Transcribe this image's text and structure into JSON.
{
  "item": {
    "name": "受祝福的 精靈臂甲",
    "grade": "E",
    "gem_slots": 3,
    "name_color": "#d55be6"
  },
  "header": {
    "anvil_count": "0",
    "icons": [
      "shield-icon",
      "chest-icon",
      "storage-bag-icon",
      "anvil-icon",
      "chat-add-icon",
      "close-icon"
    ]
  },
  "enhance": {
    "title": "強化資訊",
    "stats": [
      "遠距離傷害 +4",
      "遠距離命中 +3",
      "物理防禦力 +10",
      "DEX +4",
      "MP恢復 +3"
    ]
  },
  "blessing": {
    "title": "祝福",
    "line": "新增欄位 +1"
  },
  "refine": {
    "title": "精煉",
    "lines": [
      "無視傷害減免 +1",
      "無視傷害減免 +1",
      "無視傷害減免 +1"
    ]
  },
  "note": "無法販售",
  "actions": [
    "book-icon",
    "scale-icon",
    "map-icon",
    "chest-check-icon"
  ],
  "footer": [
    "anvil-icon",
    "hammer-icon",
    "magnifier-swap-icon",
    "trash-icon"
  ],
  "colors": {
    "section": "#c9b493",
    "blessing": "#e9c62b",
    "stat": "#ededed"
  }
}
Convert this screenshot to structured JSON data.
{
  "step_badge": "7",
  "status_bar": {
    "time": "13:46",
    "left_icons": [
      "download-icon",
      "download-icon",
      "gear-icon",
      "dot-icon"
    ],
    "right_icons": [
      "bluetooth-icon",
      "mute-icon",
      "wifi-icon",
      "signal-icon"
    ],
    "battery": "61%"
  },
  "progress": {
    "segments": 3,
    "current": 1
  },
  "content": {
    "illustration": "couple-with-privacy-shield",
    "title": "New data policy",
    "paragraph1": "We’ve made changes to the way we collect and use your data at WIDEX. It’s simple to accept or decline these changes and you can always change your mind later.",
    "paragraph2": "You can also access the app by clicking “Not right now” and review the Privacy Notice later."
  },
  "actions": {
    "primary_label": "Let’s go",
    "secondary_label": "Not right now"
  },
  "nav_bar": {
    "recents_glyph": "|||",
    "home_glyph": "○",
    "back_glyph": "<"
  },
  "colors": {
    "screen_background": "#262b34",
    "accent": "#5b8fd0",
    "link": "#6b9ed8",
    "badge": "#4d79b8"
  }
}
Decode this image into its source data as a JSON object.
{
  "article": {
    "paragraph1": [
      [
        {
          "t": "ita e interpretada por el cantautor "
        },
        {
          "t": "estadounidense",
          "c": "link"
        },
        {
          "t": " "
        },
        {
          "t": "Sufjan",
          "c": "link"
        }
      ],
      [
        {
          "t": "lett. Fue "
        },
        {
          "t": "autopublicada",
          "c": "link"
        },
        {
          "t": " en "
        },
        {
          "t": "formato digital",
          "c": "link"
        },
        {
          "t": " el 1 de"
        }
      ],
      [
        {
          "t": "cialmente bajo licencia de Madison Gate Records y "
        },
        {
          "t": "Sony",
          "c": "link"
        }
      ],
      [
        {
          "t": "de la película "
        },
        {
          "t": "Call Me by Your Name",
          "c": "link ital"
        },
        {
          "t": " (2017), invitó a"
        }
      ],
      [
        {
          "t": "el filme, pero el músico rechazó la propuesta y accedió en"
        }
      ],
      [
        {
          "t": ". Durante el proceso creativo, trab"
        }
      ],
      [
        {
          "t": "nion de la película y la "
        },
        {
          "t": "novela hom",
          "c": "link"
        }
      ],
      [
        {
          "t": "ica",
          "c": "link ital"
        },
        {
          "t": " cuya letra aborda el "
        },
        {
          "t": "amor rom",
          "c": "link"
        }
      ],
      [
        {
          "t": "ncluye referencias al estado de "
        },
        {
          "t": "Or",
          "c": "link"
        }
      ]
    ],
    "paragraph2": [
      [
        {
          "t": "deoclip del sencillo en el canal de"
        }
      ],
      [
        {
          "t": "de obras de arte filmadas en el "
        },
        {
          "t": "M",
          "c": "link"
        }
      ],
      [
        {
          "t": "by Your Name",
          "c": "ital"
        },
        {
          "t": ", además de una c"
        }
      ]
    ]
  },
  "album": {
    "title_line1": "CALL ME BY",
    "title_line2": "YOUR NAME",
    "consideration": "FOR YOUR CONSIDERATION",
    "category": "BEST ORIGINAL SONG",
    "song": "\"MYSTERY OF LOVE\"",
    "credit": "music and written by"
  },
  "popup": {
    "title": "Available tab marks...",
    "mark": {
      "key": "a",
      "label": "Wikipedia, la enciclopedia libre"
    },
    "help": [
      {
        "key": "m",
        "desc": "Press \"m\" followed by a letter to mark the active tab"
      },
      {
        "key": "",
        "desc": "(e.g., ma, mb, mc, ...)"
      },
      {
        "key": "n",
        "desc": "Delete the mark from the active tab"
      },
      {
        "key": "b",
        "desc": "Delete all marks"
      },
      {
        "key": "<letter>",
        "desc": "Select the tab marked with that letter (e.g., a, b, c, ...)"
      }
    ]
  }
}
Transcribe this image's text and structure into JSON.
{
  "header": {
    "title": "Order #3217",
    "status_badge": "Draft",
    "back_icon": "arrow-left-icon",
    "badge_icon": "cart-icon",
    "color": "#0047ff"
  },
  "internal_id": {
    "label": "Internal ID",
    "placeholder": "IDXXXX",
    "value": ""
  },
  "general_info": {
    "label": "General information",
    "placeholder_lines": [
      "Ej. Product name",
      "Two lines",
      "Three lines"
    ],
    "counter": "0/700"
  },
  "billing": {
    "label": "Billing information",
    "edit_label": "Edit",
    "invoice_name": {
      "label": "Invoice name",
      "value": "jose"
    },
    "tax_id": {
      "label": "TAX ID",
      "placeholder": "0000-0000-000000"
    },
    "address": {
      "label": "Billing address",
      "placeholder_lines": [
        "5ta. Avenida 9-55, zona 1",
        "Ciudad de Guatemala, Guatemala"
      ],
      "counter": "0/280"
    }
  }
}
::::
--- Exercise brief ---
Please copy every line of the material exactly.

--- Final answer ---
Transcribe this image's text and structure into JSON.
{
  "item": {
    "name": "受祝福的 精靈臂甲",
    "grade": "E",
    "gem_slots": 3,
    "name_color": "#d55be6"
  },
  "header": {
    "anvil_count": "0",
    "icons": [
      "shield-icon",
      "chest-icon",
      "storage-bag-icon",
      "anvil-icon",
      "chat-add-icon",
      "close-icon"
    ]
  },
  "enhance": {
    "title": "強化資訊",
    "stats": [
      "遠距離傷害 +4",
      "遠距離命中 +3",
      "物理防禦力 +10",
      "DEX +4",
      "MP恢復 +3"
    ]
  },
  "blessing": {
    "title": "祝福",
    "line": "新增欄位 +1"
  },
  "refine": {
    "title": "精煉",
    "lines": [
      "無視傷害減免 +1",
      "無視傷害減免 +1",
      "無視傷害減免 +1"
    ]
  },
  "note": "無法販售",
  "actions": [
    "book-icon",
    "scale-icon",
    "map-icon",
    "chest-check-icon"
  ],
  "footer": [
    "anvil-icon",
    "hammer-icon",
    "magnifier-swap-icon",
    "trash-icon"
  ],
  "colors": {
    "section": "#c9b493",
    "blessing": "#e9c62b",
    "stat": "#ededed"
  }
}
Convert this screenshot to structured JSON data.
{
  "step_badge": "7",
  "status_bar": {
    "time": "13:46",
    "left_icons": [
      "download-icon",
      "download-icon",
      "gear-icon",
      "dot-icon"
    ],
    "right_icons": [
      "bluetooth-icon",
      "mute-icon",
      "wifi-icon",
      "signal-icon"
    ],
    "battery": "61%"
  },
  "progress": {
    "segments": 3,
    "current": 1
  },
  "content": {
    "illustration": "couple-with-privacy-shield",
    "title": "New data policy",
    "paragraph1": "We’ve made changes to the way we collect and use your data at WIDEX. It’s simple to accept or decline these changes and you can always change your mind later.",
    "paragraph2": "You can also access the app by clicking “Not right now” and review the Privacy Notice later."
  },
  "actions": {
    "primary_label": "Let’s go",
    "secondary_label": "Not right now"
  },
  "nav_bar": {
    "recents_glyph": "|||",
    "home_glyph": "○",
    "back_glyph": "<"
  },
  "colors": {
    "screen_background": "#262b34",
    "accent": "#5b8fd0",
    "link": "#6b9ed8",
    "badge": "#4d79b8"
  }
}
Decode this image into its source data as a JSON object.
{
  "article": {
    "paragraph1": [
      [
        {
          "t": "ita e interpretada por el cantautor "
        },
        {
          "t": "estadounidense",
          "c": "link"
        },
        {
          "t": " "
        },
        {
          "t": "Sufjan",
          "c": "link"
        }
      ],
      [
        {
          "t": "lett. Fue "
        },
        {
          "t": "autopublicada",
          "c": "link"
        },
        {
          "t": " en "
        },
        {
          "t": "formato digital",
          "c": "link"
        },
        {
          "t": " el 1 de"
        }
      ],
      [
        {
          "t": "cialmente bajo licencia de Madison Gate Records y "
        },
        {
          "t": "Sony",
          "c": "link"
        }
      ],
      [
        {
          "t": "de la película "
        },
        {
          "t": "Call Me by Your Name",
          "c": "link ital"
        },
        {
          "t": " (2017), invitó a"
        }
      ],
      [
        {
          "t": "el filme, pero el músico rechazó la propuesta y accedió en"
        }
      ],
      [
        {
          "t": ". Durante el proceso creativo, trab"
        }
      ],
      [
        {
          "t": "nion de la película y la "
        },
        {
          "t": "novela hom",
          "c": "link"
        }
      ],
      [
        {
          "t": "ica",
          "c": "link ital"
        },
        {
          "t": " cuya letra aborda el "
        },
        {
          "t": "amor rom",
          "c": "link"
        }
      ],
      [
        {
          "t": "ncluye referencias al estado de "
        },
        {
          "t": "Or",
          "c": "link"
        }
      ]
    ],
    "paragraph2": [
      [
        {
          "t": "deoclip del sencillo en el canal de"
        }
      ],
      [
        {
          "t": "de obras de arte filmadas en el "
        },
        {
          "t": "M",
          "c": "link"
        }
      ],
      [
        {
          "t": "by Your Name",
          "c": "ital"
        },
        {
          "t": ", además de una c"
        }
      ]
    ]
  },
  "album": {
    "title_line1": "CALL ME BY",
    "title_line2": "YOUR NAME",
    "consideration": "FOR YOUR CONSIDERATION",
    "category": "BEST ORIGINAL SONG",
    "song": "\"MYSTERY OF LOVE\"",
    "credit": "music and written by"
  },
  "popup": {
    "title": "Available tab marks...",
    "mark": {
      "key": "a",
      "label": "Wikipedia, la enciclopedia libre"
    },
    "help": [
      {
        "key": "m",
        "desc": "Press \"m\" followed by a letter to mark the active tab"
      },
      {
        "key": "",
        "desc": "(e.g., ma, mb, mc, ...)"
      },
      {
        "key": "n",
        "desc": "Delete the mark from the active tab"
      },
      {
        "key": "b",
        "desc": "Delete all marks"
      },
      {
        "key": "<letter>",
        "desc": "Select the tab marked with that letter (e.g., a, b, c, ...)"
      }
    ]
  }
}
Transcribe this image's text and structure into JSON.
{
  "header": {
    "title": "Order #3217",
    "status_badge": "Draft",
    "back_icon": "arrow-left-icon",
    "badge_icon": "cart-icon",
    "color": "#0047ff"
  },
  "internal_id": {
    "label": "Internal ID",
    "placeholder": "IDXXXX",
    "value": ""
  },
  "general_info": {
    "label": "General information",
    "placeholder_lines": [
      "Ej. Product name",
      "Two lines",
      "Three lines"
    ],
    "counter": "0/700"
  },
  "billing": {
    "label": "Billing information",
    "edit_label": "Edit",
    "invoice_name": {
      "label": "Invoice name",
      "value": "jose"
    },
    "tax_id": {
      "label": "TAX ID",
      "placeholder": "0000-0000-000000"
    },
    "address": {
      "label": "Billing address",
      "placeholder_lines": [
        "5ta. Avenida 9-55, zona 1",
        "Ciudad de Guatemala, Guatemala"
      ],
      "counter": "0/280"
    }
  }
}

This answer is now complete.